Alan Wood, who was a parishioner with his family at Holy Family Catholic Community in Middletown, killed his family April 18. Loyola College in Maryland sophomore Stephanie Parente was murdered with her New York family in a Towson hotel room by her father, William Parente April 19.
“You just don’t want to end up feeling hopeless and helpless and do things you normally wouldn’t do,” Father Syracuse said. “We let people know the Lord is with them no matter what comes their way.”
During the annual Archdiocesan pilgrimage to Washington April 25, Archbishop Edwin F. O’Brien made mention of the tragedies in his homily.
“Our Catholic community of Baltimore has been shocked, even dazed in recent days by murder-suicides involving nine of our Catholic people, some so very young,” the archbishop said. “What does that say about the evil remnant of original sin in all of our lives? And what does it say about a culture of greed in our institutions of finance and politics that have devastated our economy and have resulted in so many lives of desperation today?”

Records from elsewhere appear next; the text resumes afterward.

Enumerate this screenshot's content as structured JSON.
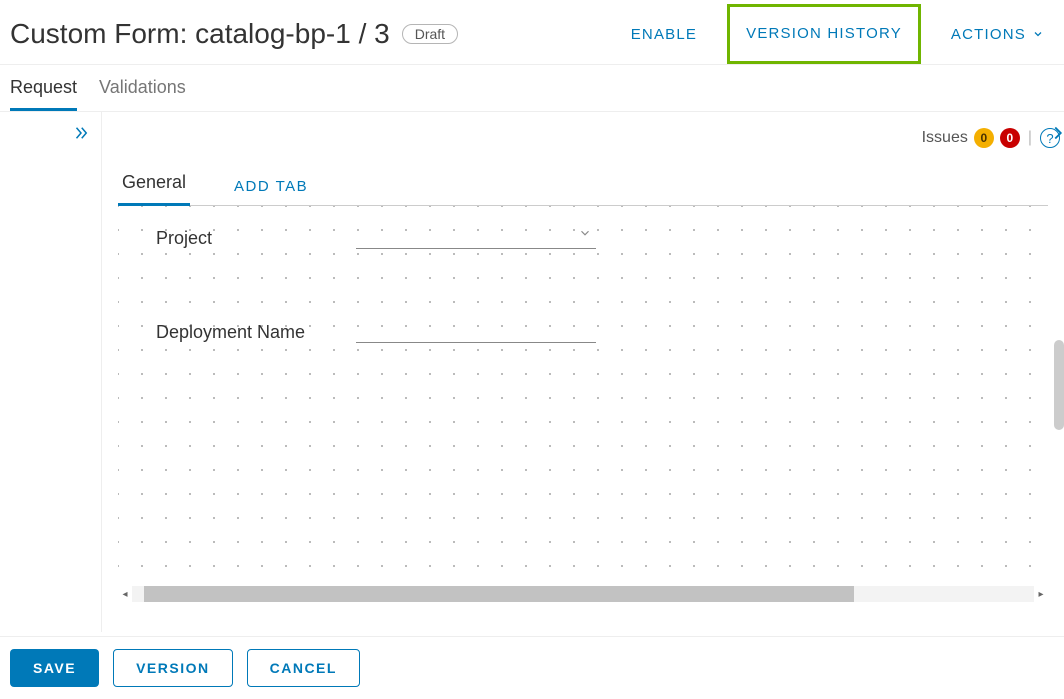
{
  "header": {
    "title": "Custom Form: catalog-bp-1 / 3",
    "status_badge": "Draft",
    "enable_label": "ENABLE",
    "version_history_label": "VERSION HISTORY",
    "actions_label": "ACTIONS"
  },
  "primary_tabs": {
    "request": "Request",
    "validations": "Validations"
  },
  "issues": {
    "label": "Issues",
    "warnings": "0",
    "errors": "0",
    "help": "?"
  },
  "form_tabs": {
    "general": "General",
    "add_tab": "ADD TAB"
  },
  "fields": {
    "project_label": "Project",
    "deployment_name_label": "Deployment Name"
  },
  "footer": {
    "save": "SAVE",
    "version": "VERSION",
    "cancel": "CANCEL"
  }
}
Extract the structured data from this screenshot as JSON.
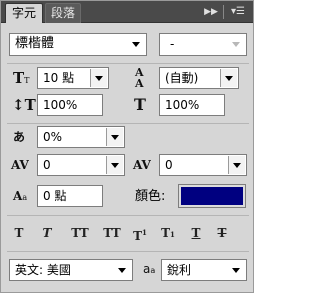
{
  "tabs": [
    {
      "label": "字元",
      "active": true
    },
    {
      "label": "段落",
      "active": false
    }
  ],
  "font_family": {
    "value": "標楷體"
  },
  "font_style": {
    "value": "-"
  },
  "font_size": {
    "value": "10 點"
  },
  "leading": {
    "value": "(自動)"
  },
  "vertical_scale": {
    "value": "100%"
  },
  "horizontal_scale": {
    "value": "100%"
  },
  "tsume": {
    "value": "0%"
  },
  "kerning": {
    "value": "0"
  },
  "tracking": {
    "value": "0"
  },
  "baseline_shift": {
    "value": "0 點"
  },
  "color": {
    "label": "顏色:",
    "swatch": "#000080"
  },
  "style_buttons": [
    {
      "glyph": "T"
    },
    {
      "glyph": "T"
    },
    {
      "glyph": "TT"
    },
    {
      "glyph": "TT"
    },
    {
      "glyph": "T",
      "sup": "1"
    },
    {
      "glyph": "T",
      "sub": "1"
    },
    {
      "glyph": "T"
    },
    {
      "glyph": "T"
    }
  ],
  "language": {
    "value": "英文: 美國"
  },
  "antialias": {
    "icon_text": "a",
    "icon_sub": "a",
    "value": "銳利"
  }
}
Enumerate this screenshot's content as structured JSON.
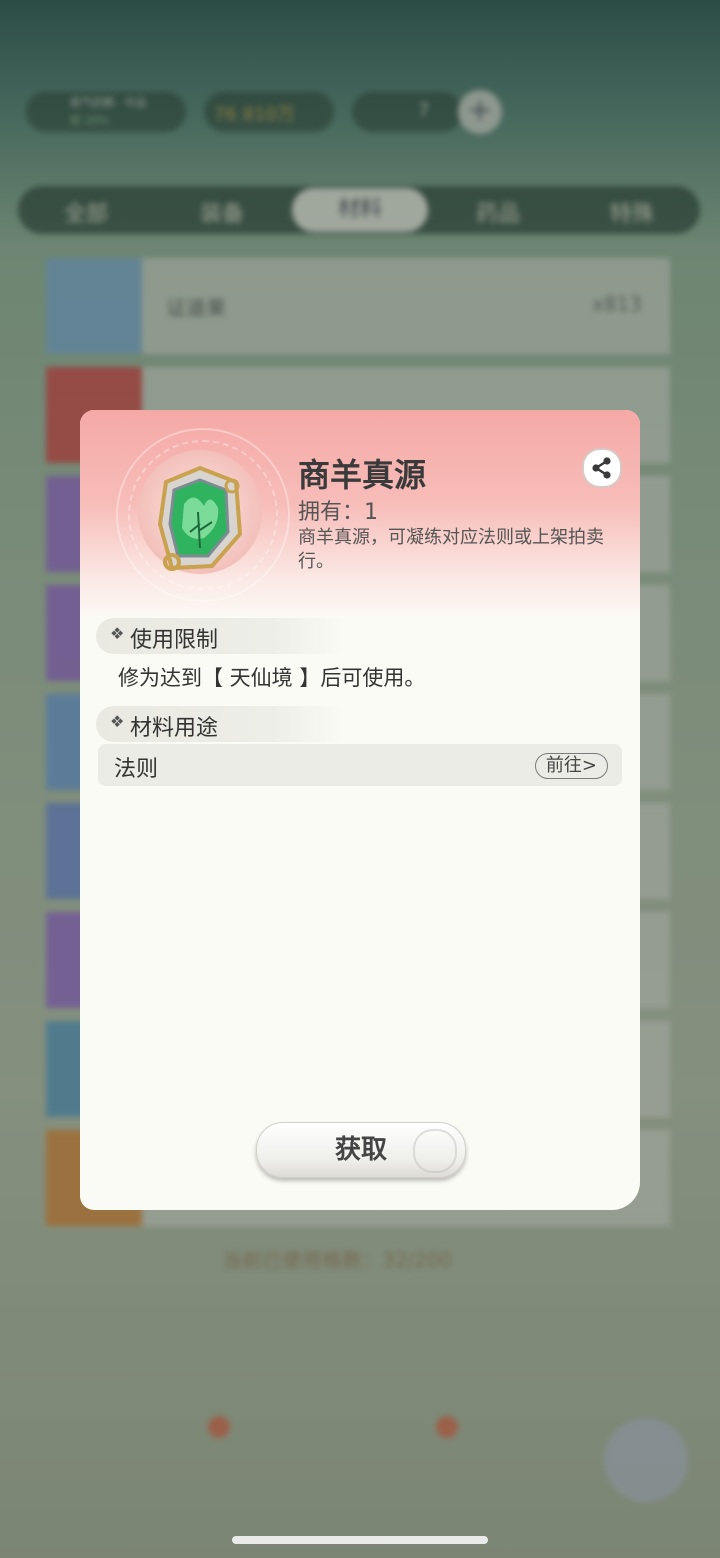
{
  "background": {
    "player": {
      "line1": "炼气初期 · 中品",
      "line2": "修 20%"
    },
    "gold": "76 810万",
    "count": "7",
    "plus_label": "+",
    "tabs": [
      {
        "label": "全部",
        "active": false
      },
      {
        "label": "装备",
        "active": false
      },
      {
        "label": "材料",
        "active": true
      },
      {
        "label": "药品",
        "active": false
      },
      {
        "label": "特殊",
        "active": false
      }
    ],
    "rows": [
      {
        "name": "证道果",
        "count": "x813",
        "thumb_color": "#7fb0d8"
      },
      {
        "name": "",
        "count": "",
        "thumb_color": "#d84a4a"
      },
      {
        "name": "",
        "count": "",
        "thumb_color": "#9a6ed1"
      },
      {
        "name": "",
        "count": "",
        "thumb_color": "#9a6ed1"
      },
      {
        "name": "",
        "count": "",
        "thumb_color": "#6fa0dc"
      },
      {
        "name": "",
        "count": "",
        "thumb_color": "#6f8fd8"
      },
      {
        "name": "",
        "count": "",
        "thumb_color": "#9a6ed1"
      },
      {
        "name": "",
        "count": "",
        "thumb_color": "#5a9fc8"
      },
      {
        "name": "",
        "count": "",
        "thumb_color": "#e08e3c"
      }
    ],
    "capacity": "当前已使用格数：32/200",
    "nav": [
      "",
      "",
      "",
      "",
      ""
    ]
  },
  "modal": {
    "title": "商羊真源",
    "owned": "拥有：1",
    "description": "商羊真源，可凝练对应法则或上架拍卖行。",
    "share_icon": "share-icon",
    "sections": {
      "limit": {
        "title": "使用限制",
        "text": "修为达到【 天仙境 】后可使用。"
      },
      "usage": {
        "title": "材料用途",
        "item_name": "法则",
        "goto_label": "前往>"
      }
    },
    "obtain_label": "获取"
  },
  "colors": {
    "modal_header_top": "#f5a9a6",
    "modal_body": "#fbfbf6",
    "item_green": "#2fb35e",
    "frame_gold": "#c9a24f"
  }
}
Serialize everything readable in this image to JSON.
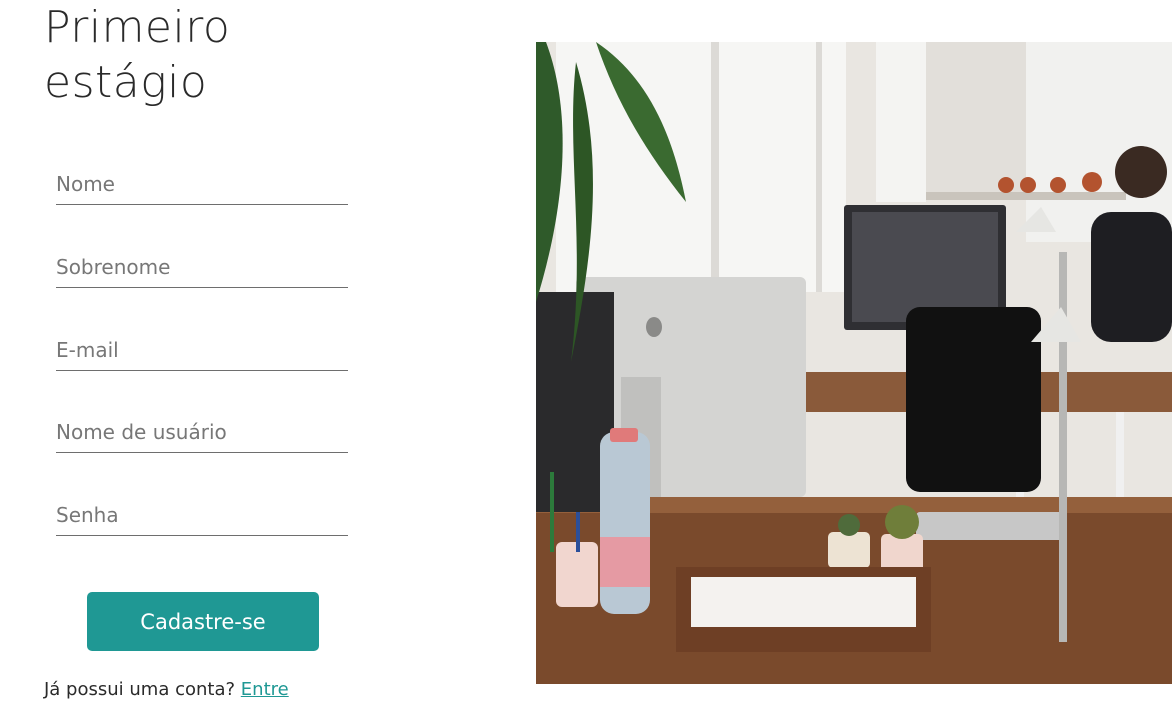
{
  "title": {
    "line1": "Primeiro",
    "line2": "estágio"
  },
  "form": {
    "fields": [
      {
        "placeholder": "Nome",
        "value": ""
      },
      {
        "placeholder": "Sobrenome",
        "value": ""
      },
      {
        "placeholder": "E-mail",
        "value": ""
      },
      {
        "placeholder": "Nome de usuário",
        "value": ""
      },
      {
        "placeholder": "Senha",
        "value": ""
      }
    ],
    "submit_label": "Cadastre-se"
  },
  "login": {
    "prompt": "Já possui uma conta?",
    "link_label": "Entre"
  },
  "colors": {
    "accent": "#1f9894",
    "text": "#2a2a2a"
  }
}
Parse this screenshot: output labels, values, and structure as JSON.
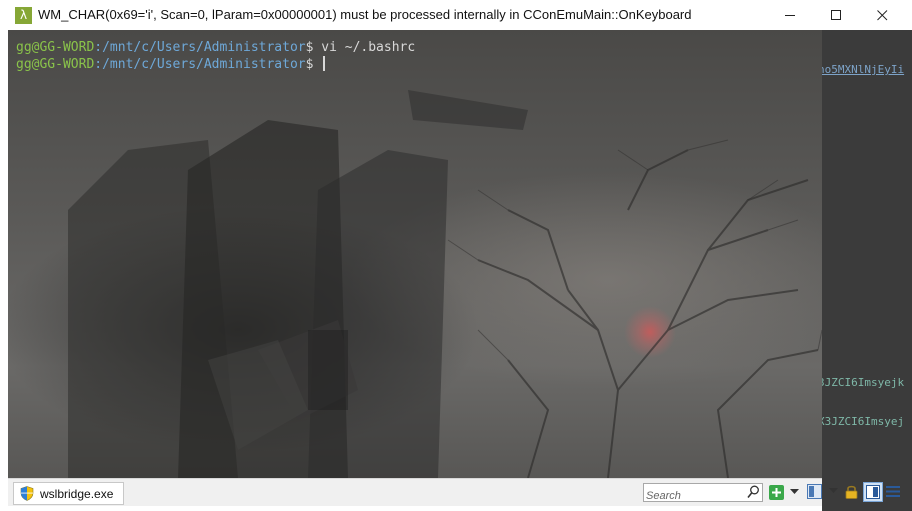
{
  "window": {
    "title": "WM_CHAR(0x69='i', Scan=0, lParam=0x00000001) must be processed internally in CConEmuMain::OnKeyboard",
    "app_icon_glyph": "λ",
    "accent_color": "#86a736"
  },
  "terminal": {
    "lines": [
      {
        "user": "gg@GG-WORD",
        "path": ":/mnt/c/Users/Administrator",
        "prompt": "$ ",
        "command": "vi ~/.bashrc"
      },
      {
        "user": "gg@GG-WORD",
        "path": ":/mnt/c/Users/Administrator",
        "prompt": "$ ",
        "command": ""
      }
    ],
    "colors": {
      "user": "#8ac34a",
      "path": "#6ea8d8",
      "text": "#d8d8d8"
    }
  },
  "background_window": {
    "lines": [
      "no5MXNlNjEyIi",
      "3JZCI6Imsyejk",
      "X3JZCI6Imsyej"
    ]
  },
  "statusbar": {
    "tab_label": "wslbridge.exe",
    "tab_icon": "shield-icon",
    "search_placeholder": "Search"
  }
}
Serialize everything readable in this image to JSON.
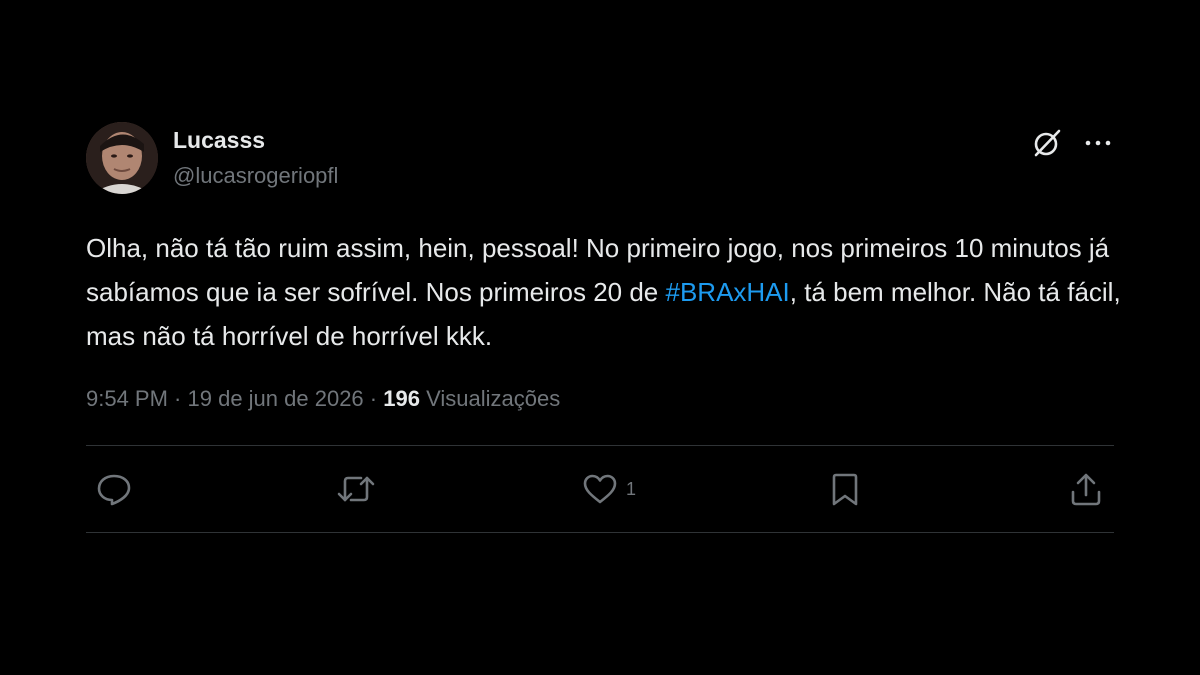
{
  "user": {
    "display_name": "Lucasss",
    "handle": "@lucasrogeriopfl",
    "avatar_icon": "user-avatar"
  },
  "header_actions": {
    "grok_icon": "grok-icon",
    "more_icon": "more-options-icon"
  },
  "tweet": {
    "text_part1": "Olha, não tá tão ruim assim, hein, pessoal! No primeiro jogo, nos primeiros 10 minutos já sabíamos que ia ser sofrível. Nos primeiros 20 de ",
    "hashtag": "#BRAxHAI",
    "text_part2": ", tá bem melhor. Não tá fácil, mas não tá horrível de horrível kkk.",
    "time": "9:54 PM",
    "separator": " · ",
    "date": "19 de jun de 2026",
    "views_count": "196",
    "views_label": "Visualizações"
  },
  "actions": {
    "reply_icon": "reply-icon",
    "retweet_icon": "retweet-icon",
    "like_icon": "heart-icon",
    "like_count": "1",
    "bookmark_icon": "bookmark-icon",
    "share_icon": "share-icon"
  },
  "colors": {
    "background": "#000000",
    "text": "#e7e9ea",
    "secondary": "#71767b",
    "accent": "#1d9bf0",
    "divider": "#2f3336"
  }
}
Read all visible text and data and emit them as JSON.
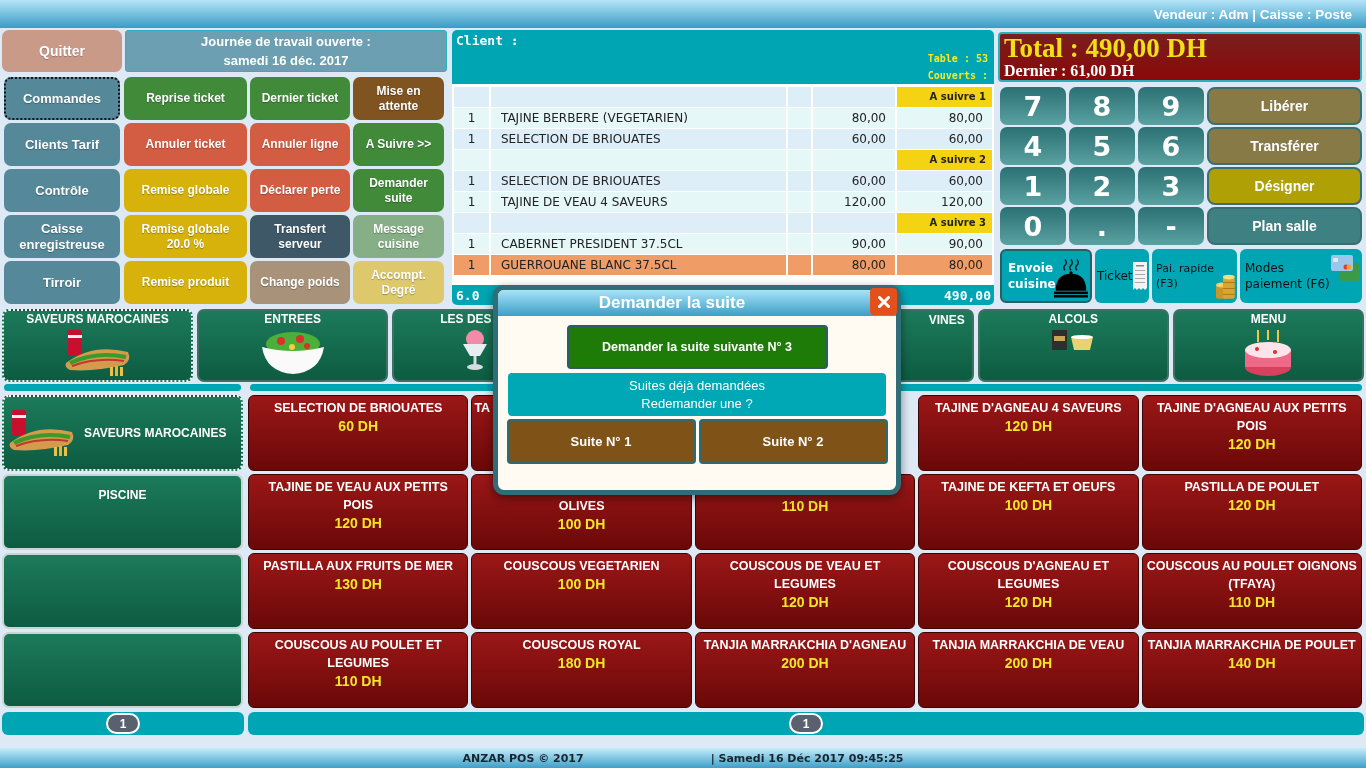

The archbishop also recently appeared in a television commercial addressing economic woes. In it, he says people should build up heavenly treasures and seek comfort in a local Catholic church.
The commercial is available at www.archbalt.org, along with a link to various resources for economic stress, family support and mental health services.
Kristin Witte, the archdiocese’s coordinator for pastoral care in the division of youth and young adult ministry, said Catholics must reach out to people facing hardship.
“By greeting people you may not have spoken to before at church, looking them in the eye and engaging them in a conversation, you have welcomed them as family,” she said.
As more and more people lose their jobs, donations and tithings decrease, causing churches to adjust their budgets. Even still, many parishes are quietly assisting some with their medical, housing and school bills.
Monsignor Farmer reminds parishioners there is real purpose in prayer during difficult times.
“We keep trying to emphasize God is our refuge,” Monsignor Farmer said. “There is great uncertainty. No one knows how long this recession is going to last. We just know faith conquers fear and Jesus is the reason for our faith.”